Reviewed by Katharine H. Jewett in the summer 2009 issue of the Choate Rosemary Hall Bulletin, the alumni magazine of Eve's high school. Jewett is a French teacher and head of the languages department at Choate. In 2008 she returned to Choate after living with her family in Japan for two years.

When I told friends I was moving to Japan in 2006, two who had previously lived in the Land of the Rising Sun had some advice about the Japanese language. The first assured me, “Oh, Japanese is easy—you’ll pick it up quickly” and the second said only “Japanese is a frustratingly imprecise language.” I have often been thankful that I did not know more before I went because after only a few Japanese lessons, I was hobbling my way through short, mistake-filled Japanese “conversations” that boosted my confidence. As it turned out, my two friends had been only half right. When applied to spoken Japanese, what each of them had said was quite true. But with regard to the written language, neither could have been more wrong.
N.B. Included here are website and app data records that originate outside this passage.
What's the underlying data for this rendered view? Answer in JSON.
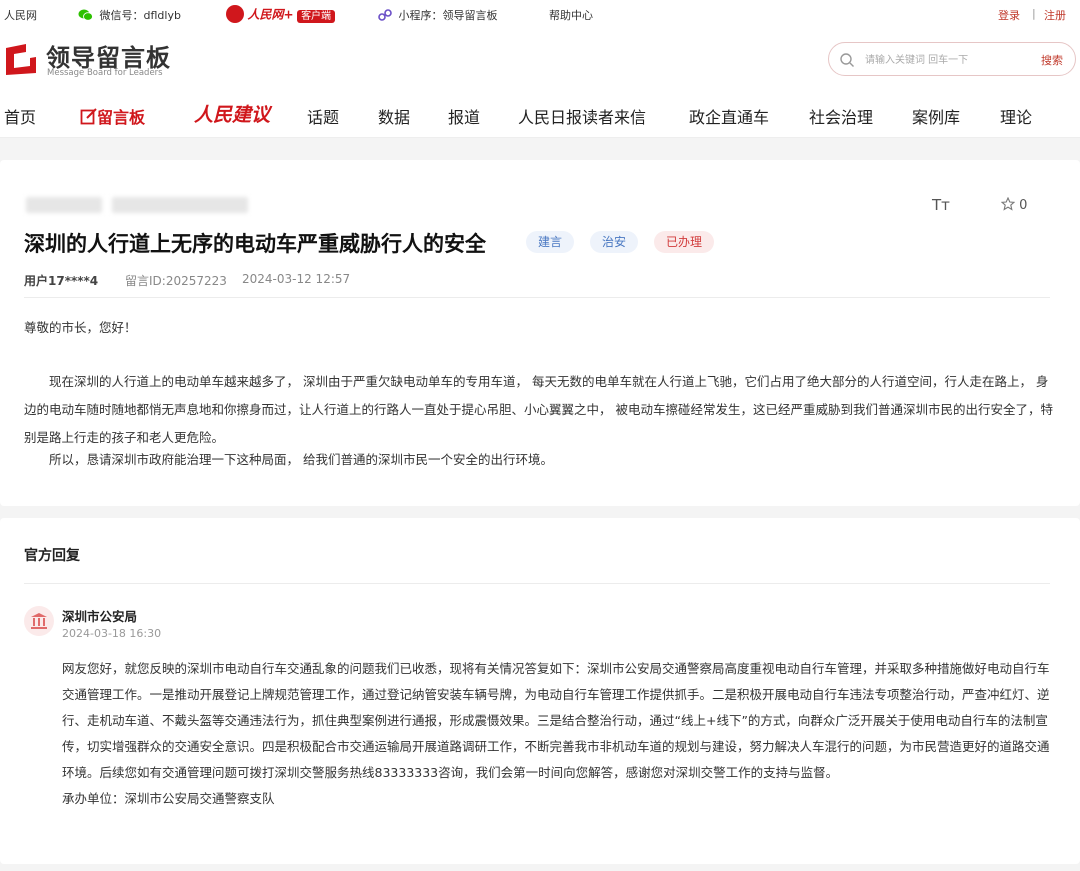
{
  "topbar": {
    "site": "人民网",
    "wechat": "微信号：dfldlyb",
    "app_brand": "人民网+",
    "app_badge": "客户端",
    "miniprogram": "小程序：领导留言板",
    "help": "帮助中心",
    "login": "登录",
    "sep": "|",
    "register": "注册"
  },
  "header": {
    "logo_title": "领导留言板",
    "logo_sub": "Message Board for Leaders",
    "search_placeholder": "请输入关键词 回车一下",
    "search_button": "搜索"
  },
  "nav": [
    "首页",
    "留言板",
    "人民建议",
    "话题",
    "数据",
    "报道",
    "人民日报读者来信",
    "政企直通车",
    "社会治理",
    "案例库",
    "理论"
  ],
  "post": {
    "title": "深圳的人行道上无序的电动车严重威胁行人的安全",
    "tags": [
      "建言",
      "治安",
      "已办理"
    ],
    "font_toggle": "Tт",
    "favorites": "0",
    "user": "用户17****4",
    "msg_id": "留言ID:20257223",
    "time": "2024-03-12 12:57",
    "greeting": "尊敬的市长，您好！",
    "paragraph1": "现在深圳的人行道上的电动单车越来越多了， 深圳由于严重欠缺电动单车的专用车道， 每天无数的电单车就在人行道上飞驰，它们占用了绝大部分的人行道空间，行人走在路上， 身边的电动车随时随地都悄无声息地和你擦身而过，让人行道上的行路人一直处于提心吊胆、小心翼翼之中， 被电动车擦碰经常发生，这已经严重威胁到我们普通深圳市民的出行安全了，特别是路上行走的孩子和老人更危险。",
    "paragraph2": "所以，恳请深圳市政府能治理一下这种局面， 给我们普通的深圳市民一个安全的出行环境。"
  },
  "reply": {
    "heading": "官方回复",
    "org": "深圳市公安局",
    "time": "2024-03-18 16:30",
    "content": "网友您好，就您反映的深圳市电动自行车交通乱象的问题我们已收悉，现将有关情况答复如下：深圳市公安局交通警察局高度重视电动自行车管理，并采取多种措施做好电动自行车交通管理工作。一是推动开展登记上牌规范管理工作，通过登记纳管安装车辆号牌，为电动自行车管理工作提供抓手。二是积极开展电动自行车违法专项整治行动，严查冲红灯、逆行、走机动车道、不戴头盔等交通违法行为，抓住典型案例进行通报，形成震慑效果。三是结合整治行动，通过“线上+线下”的方式，向群众广泛开展关于使用电动自行车的法制宣传，切实增强群众的交通安全意识。四是积极配合市交通运输局开展道路调研工作，不断完善我市非机动车道的规划与建设，努力解决人车混行的问题，为市民营造更好的道路交通环境。后续您如有交通管理问题可拨打深圳交警服务热线83333333咨询，我们会第一时间向您解答，感谢您对深圳交警工作的支持与监督。",
    "unit": "承办单位：深圳市公安局交通警察支队"
  },
  "colors": {
    "brand_red": "#d0171c",
    "tag_blue_bg": "#eef3fb",
    "tag_blue_fg": "#4a78c2",
    "tag_red_bg": "#fbeaea",
    "tag_red_fg": "#d23c3c"
  }
}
Reading Japanese, including kanji, the characters that make up the most complicated of the three Japanese scripts, was much more difficult than speaking the language. The imprecision my second friend alluded to stems in part from the homonyms that abound in spoken Japanese. In writing, however, subtle differences between thousands of kanji create precision and nuances that often make English seem like Tarzan-speak. A year into my stay in Japan, I realized that I had hit a wall—the kanji wall. To even begin to know this difficult language, I was going to have to learn some of these characters. How I wish I had had Eve Kushner’s brilliant Crazy for Kanji to begin my journey.
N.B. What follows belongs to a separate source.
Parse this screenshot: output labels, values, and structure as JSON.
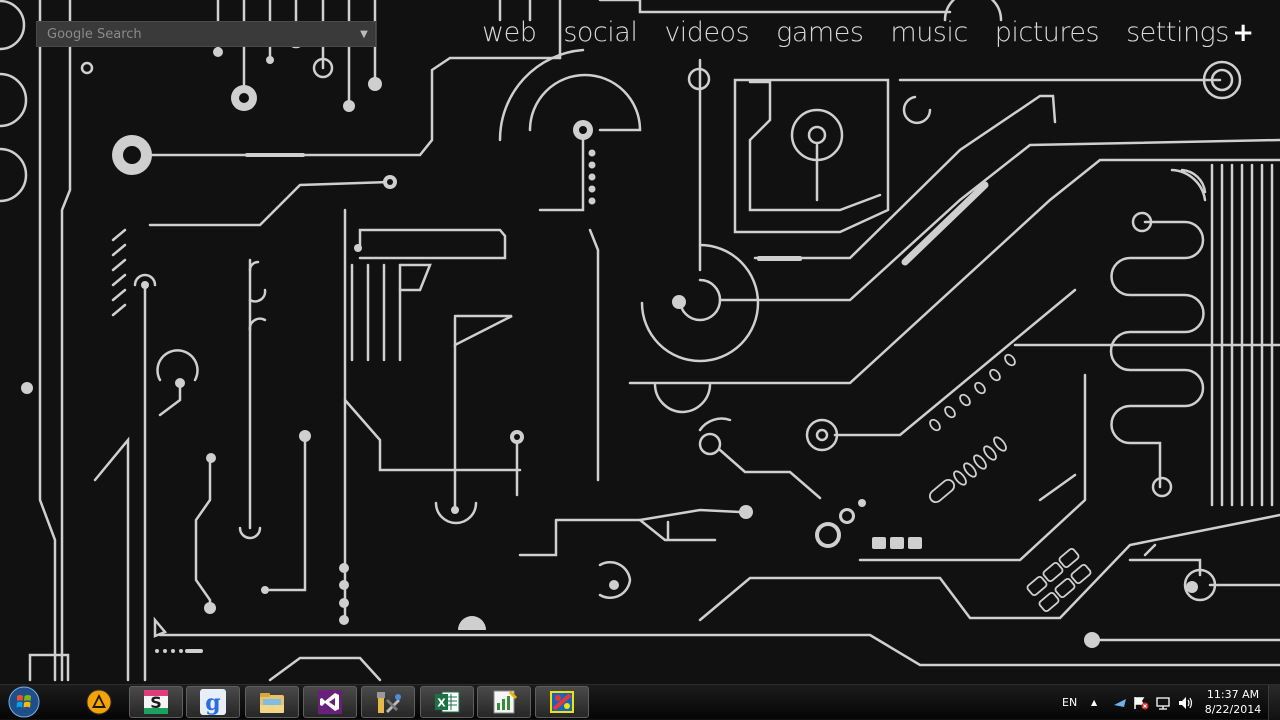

Instead I did what most people do and bought a workbook that offered page after page of countless empty boxes in which diligent learners were expected to rewrite again and again character after character. These books made learning kanji feel more like after-school detention than the revealing, entertaining challenge that it is. Kushner, however, sets a refreshingly different tone for her reader: “I hope this book invites you to stop counting the trees and instead to lose yourself happily in the vast forest of kanji.” Crazy for Kanji presents a map and a history of this forest, with directions to mental fitness challenges along the way. Fun pervades this book the way an amusement park rings with laughter. Indeed Kushner packs a wide variety of attractions between the covers of her book—from stories of what these characters say about Japan, to how kanji compare to their Chinese counterparts, to the fonts used to express them, to kanji Sudoku and crossword puzzles—all elucidated with generous amounts of humor. Venturing through the book’s offerings is to reach Kushner’s own conclusion that “Kanji is an ongoing discovery, an endless game.” Indeed, Crazy for Kanji is an educational fitness regime for your brain—whether you’re headed to Japan or not!